Photo: Getty Images/Stevecoleimages

A higher frequency of natural disasters in the U.S. is putting a strain on first responders who are already grappling with lower staff numbers, AP reports.

The big picture: While the population of career firefighters has increased in recent years, approximately two-thirds of the United States' 30,000 fire departments are made up of volunteers. Per the National Volunteer Fire Council, the number of volunteer firefighters has dropped from 814,850 to 682,600 over the past 4 years.

  • "The bottom line is that people have a lot less time than they used to," Natalie Simpson, an operations management professor at University at Buffalo, told the AP.

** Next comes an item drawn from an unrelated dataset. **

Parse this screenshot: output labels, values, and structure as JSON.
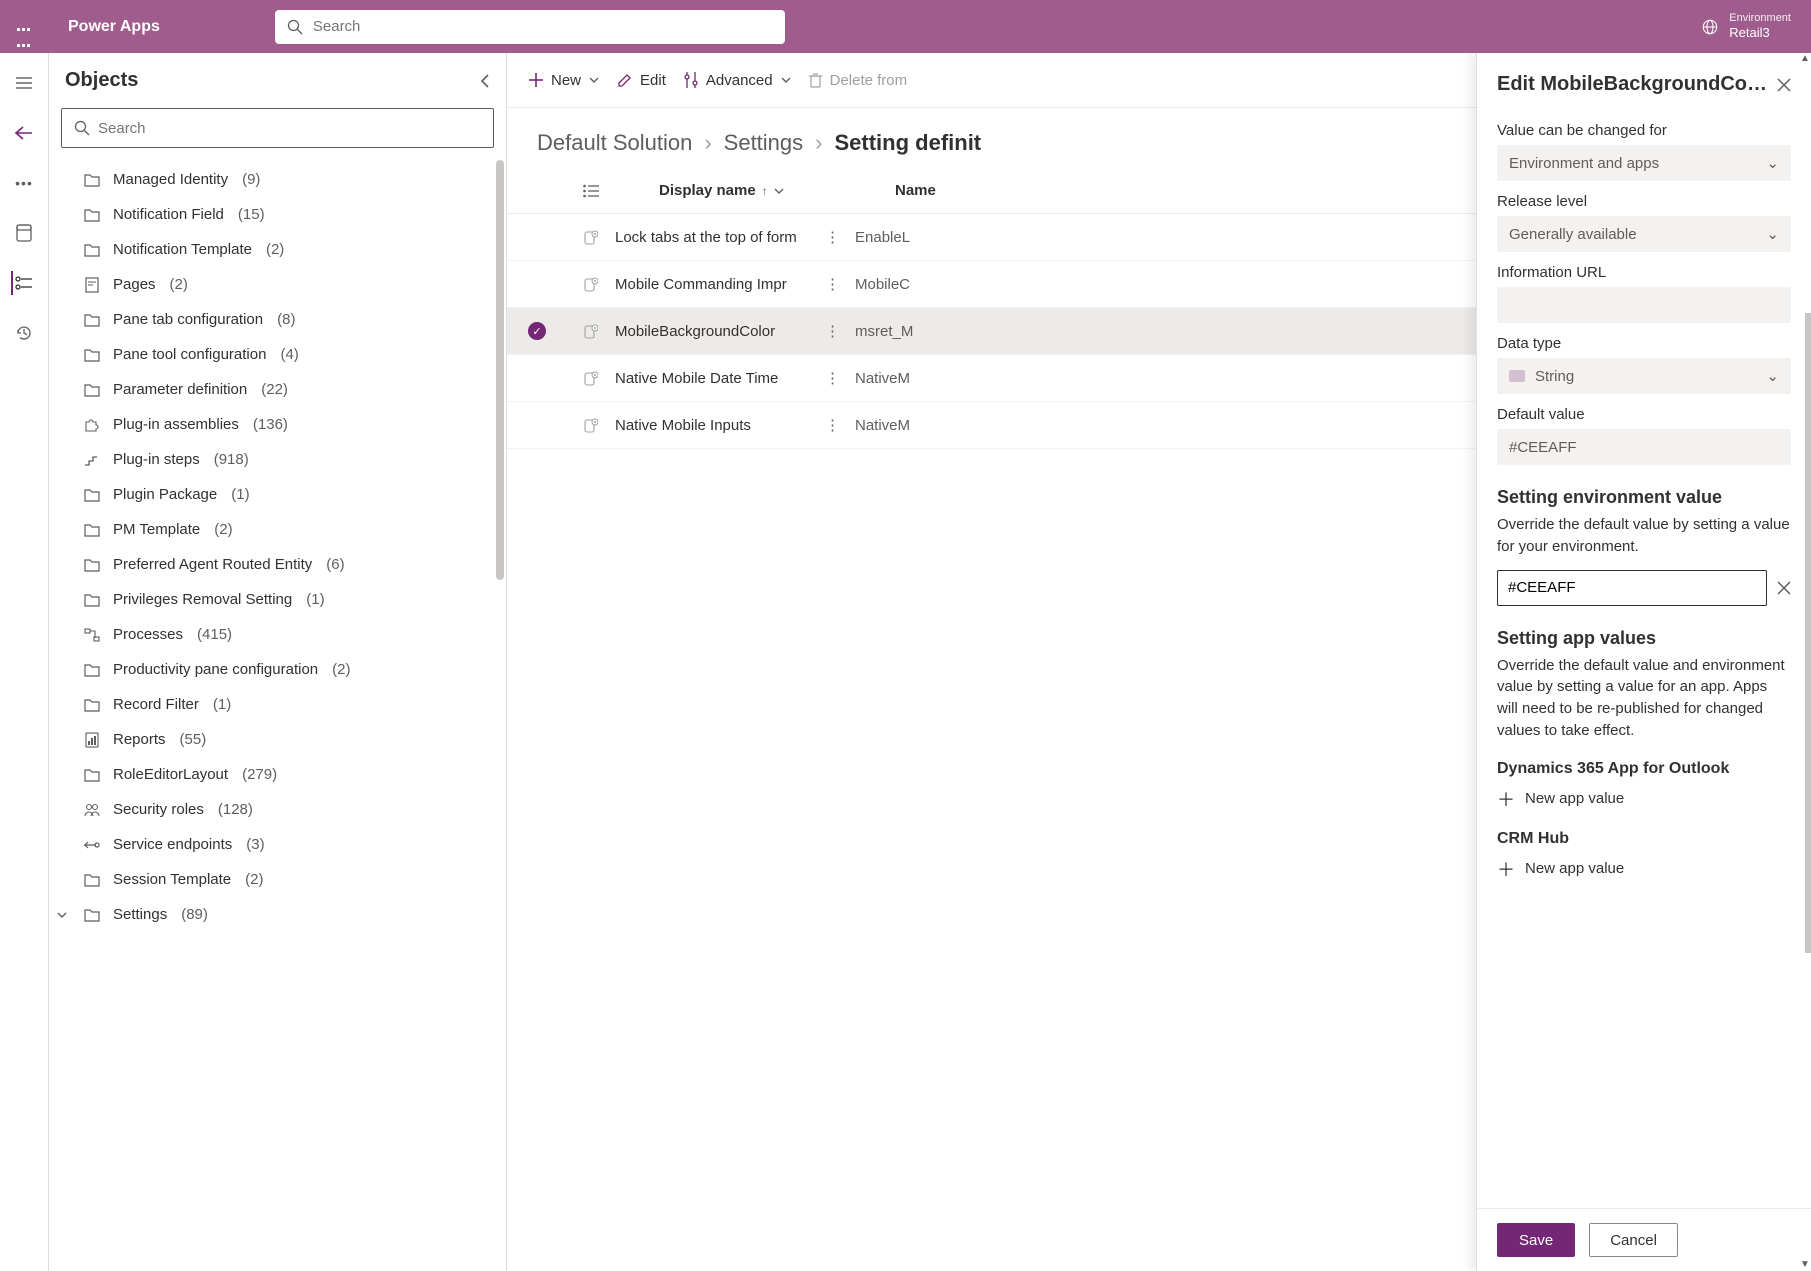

The number of calls to emergency fire departments is also on the rise, according to the National Fire Protection Association Survey. With that has come higher expectations and standards for the types of services firefighters must provide.

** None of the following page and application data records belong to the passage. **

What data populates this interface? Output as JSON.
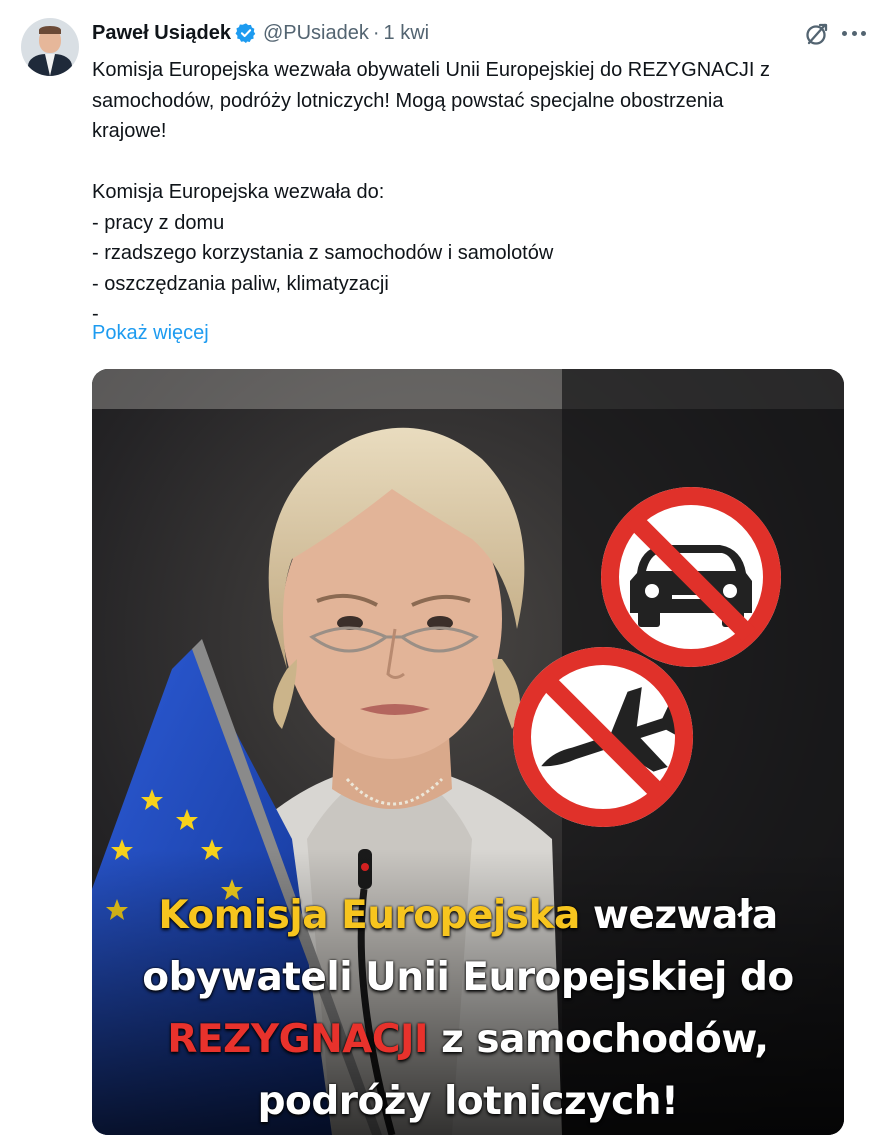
{
  "author": {
    "name": "Paweł Usiądek",
    "handle": "@PUsiadek",
    "separator": "·",
    "time": "1 kwi"
  },
  "icons": {
    "avatar": "profile-photo",
    "verified": "verified-badge-icon",
    "grok": "grok-icon",
    "more": "more-options-icon"
  },
  "colors": {
    "text": "#0f1419",
    "muted": "#536471",
    "link": "#1d9bf0",
    "verified": "#1d9bf0",
    "caption_yellow": "#f7c51e",
    "caption_red": "#e8322c",
    "prohibition_red": "#e0312a"
  },
  "tweet": {
    "lines": [
      "Komisja Europejska wezwała obywateli Unii Europejskiej do REZYGNACJI z",
      "samochodów, podróży lotniczych! Mogą powstać specjalne obostrzenia",
      "krajowe!",
      "",
      "Komisja Europejska wezwała do:",
      "- pracy z domu",
      "- rzadszego korzystania z samochodów i samolotów",
      "- oszczędzania paliw, klimatyzacji",
      "-"
    ],
    "show_more": "Pokaż więcej"
  },
  "image": {
    "caption": {
      "l1_yellow": "Komisja Europejska",
      "l1_white": " wezwała",
      "l2": "obywateli Unii Europejskiej do",
      "l3_red": "REZYGNACJI",
      "l3_white": " z samochodów,",
      "l4": "podróży lotniczych!"
    },
    "signs": [
      "no-car-sign",
      "no-airplane-sign"
    ]
  }
}
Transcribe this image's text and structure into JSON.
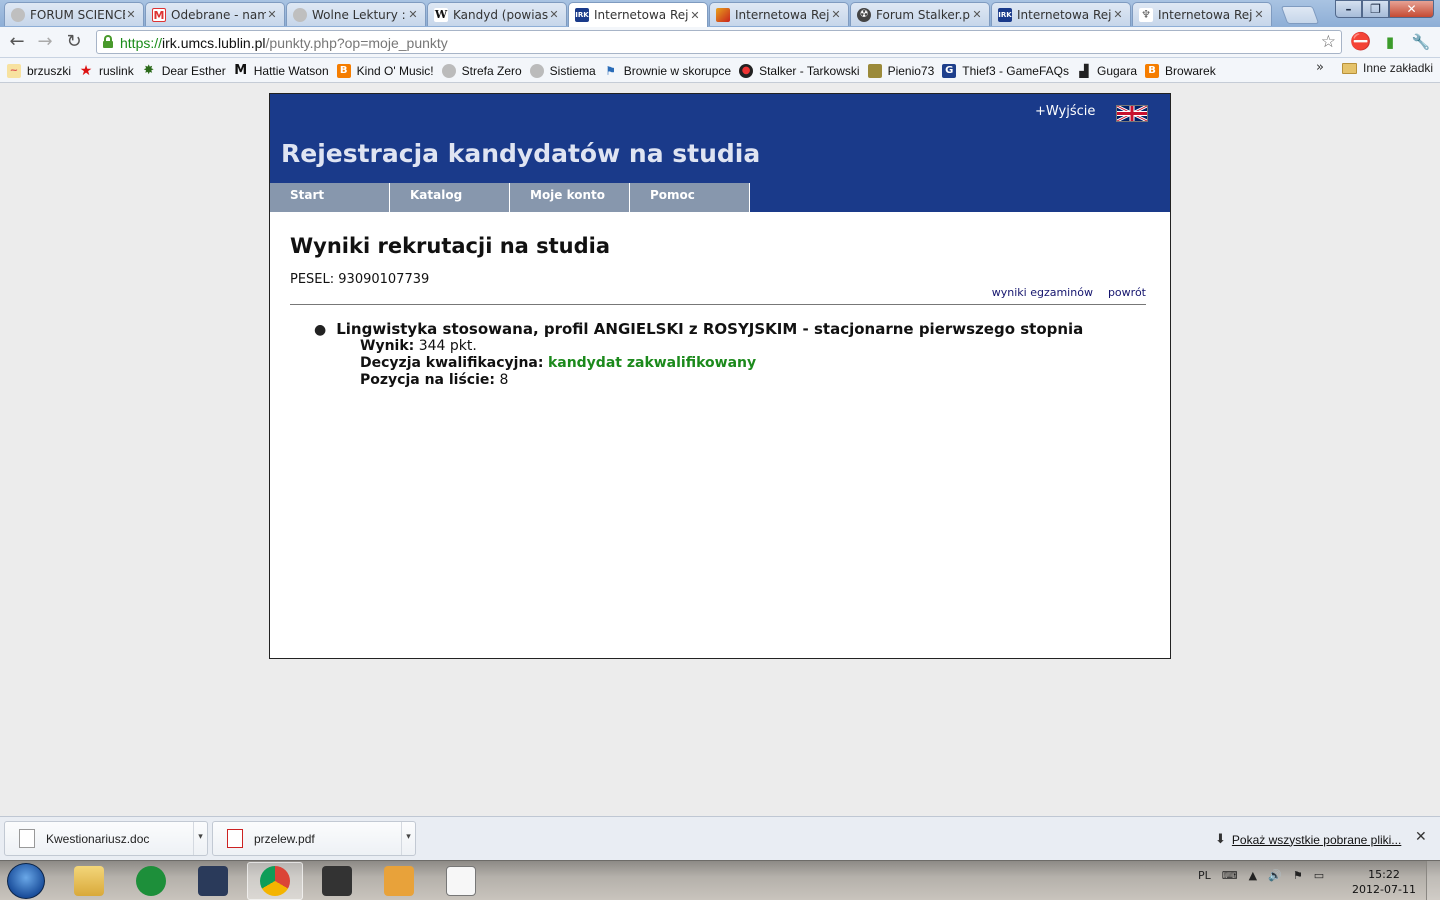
{
  "browser": {
    "tabs": [
      {
        "title": "FORUM SCIENCE",
        "icon": "globe-icon"
      },
      {
        "title": "Odebrane - nama",
        "icon": "gmail-icon"
      },
      {
        "title": "Wolne Lektury :: \\",
        "icon": "globe-icon"
      },
      {
        "title": "Kandyd (powiastk",
        "icon": "wikipedia-icon"
      },
      {
        "title": "Internetowa Reje:",
        "icon": "usos-icon"
      },
      {
        "title": "Internetowa Reje:",
        "icon": "university-icon"
      },
      {
        "title": "Forum Stalker.pl ·",
        "icon": "radiation-icon"
      },
      {
        "title": "Internetowa Reje:",
        "icon": "usos-icon"
      },
      {
        "title": "Internetowa Reje:",
        "icon": "eagle-icon"
      }
    ],
    "address": {
      "protocol": "https://",
      "host": "irk.umcs.lublin.pl",
      "path": "/punkty.php?op=moje_punkty"
    },
    "bookmarks": [
      {
        "label": "brzuszki",
        "icon": "chart-icon"
      },
      {
        "label": "ruslink",
        "icon": "red-star-icon"
      },
      {
        "label": "Dear Esther",
        "icon": "leaf-icon"
      },
      {
        "label": "Hattie Watson",
        "icon": "m-logo-icon"
      },
      {
        "label": "Kind O' Music!",
        "icon": "blogger-icon"
      },
      {
        "label": "Strefa Zero",
        "icon": "globe-icon"
      },
      {
        "label": "Sistiema",
        "icon": "globe-icon"
      },
      {
        "label": "Brownie w skorupce",
        "icon": "pin-icon"
      },
      {
        "label": "Stalker - Tarkowski",
        "icon": "film-reel-icon"
      },
      {
        "label": "Pienio73",
        "icon": "photo-icon"
      },
      {
        "label": "Thief3 - GameFAQs",
        "icon": "gamefaqs-icon"
      },
      {
        "label": "Gugara",
        "icon": "boot-icon"
      },
      {
        "label": "Browarek",
        "icon": "blogger-icon"
      }
    ],
    "bookmarks_more": "»",
    "other_bookmarks": "Inne zakładki"
  },
  "page": {
    "logout": "+Wyjście",
    "site_title": "Rejestracja kandydatów na studia",
    "menu": [
      "Start",
      "Katalog",
      "Moje konto",
      "Pomoc"
    ],
    "heading": "Wyniki rekrutacji na studia",
    "pesel": "PESEL: 93090107739",
    "links": [
      "wyniki egzaminów",
      "powrót"
    ],
    "result": {
      "programme": "Lingwistyka stosowana, profil ANGIELSKI z ROSYJSKIM - stacjonarne pierwszego stopnia",
      "score_label": "Wynik:",
      "score_value": "344 pkt.",
      "decision_label": "Decyzja kwalifikacyjna:",
      "decision_value": "kandydat zakwalifikowany",
      "position_label": "Pozycja na liście:",
      "position_value": "8"
    }
  },
  "downloads": {
    "items": [
      {
        "name": "Kwestionariusz.doc",
        "icon": "document-icon"
      },
      {
        "name": "przelew.pdf",
        "icon": "pdf-icon"
      }
    ],
    "show_all": "Pokaż wszystkie pobrane pliki..."
  },
  "taskbar": {
    "apps": [
      "explorer-icon",
      "utorrent-icon",
      "media-player-icon",
      "chrome-icon",
      "foobar-icon",
      "notepad-icon",
      "odf-document-icon"
    ],
    "language": "PL",
    "time": "15:22",
    "date": "2012-07-11"
  },
  "colors": {
    "irk_header": "#1a3a8a",
    "irk_menu": "#8797ad",
    "qualified_green": "#1c8a1c"
  }
}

  • Per the AP: "Both career and volunteer firefighters are now trained in emergency medical services and multihazard responses. It’s rare that they respond to actual fires, and even rarer to a natural disaster. Still, experts say they need to be prepared."

Between the lines: Climate change doesn't cause natural disasters to occur, but it's an aggravator factor in extreme weather events such as hurricanes and heatwaves.

Go deeper: How climate change affects our weather

Go deeper

49 mins ago - World

U.S. policy shift will allow taxpayer funding for projects in West Bank settlements

Friedman (L) with Netanyahu. Photo: Menahem Kahana/AFP via Getty Images

The U.S. and Israel will announce tomorrow that they are expanding three agreements on scientific cooperation to include Israeli settlements in the West Bank, Israeli and U.S. officials tell me.

Why it matters: This is a substantial policy shift for the U.S., which did not previously allow its taxpayers' money to be spent in the Israeli settlements.

Updated 2 hours ago - Politics & Policy

Coronavirus dashboard

Illustration: Sarah Grillo/Axios

  1. Politics: Obama: Trump is "jealous of COVID's media coverage" Axios-Ipsos poll: Federal response has only gotten worse.
  2. Health: Hospitals face a crush — 13 states set single-day case records last week.
  3. Business: Winter threat spurs new surge of startup activity.
  4. Media: Pandemic causes TV providers to lose the most subscribers ever.
  5. States: Nearly two dozen Minnesota cases traced to three Trump campaign events.
  6. World: Putin mandates face masks.

McConnell: Confirming Amy Coney Barrett will help GOP retain Senate

Photo: Samuel Corum/Getty Images

Senate Majority Leader Mitch McConnell (R-Ky.) expressed no regrets about Judge Amy Coney Barrett's controversial confirmation, telling Politico in an interview that he believes the decision to place her on the Supreme Court just a week before the election will help Republicans retain the Senate.

Why it matters: With a week to go until Election Day, many Republicans are concerned that President Trump's unpopularity could cost them the Senate. McConnell has long viewed the transformation of the federal judiciary through the confirmation of young conservative judges as his defining legacy.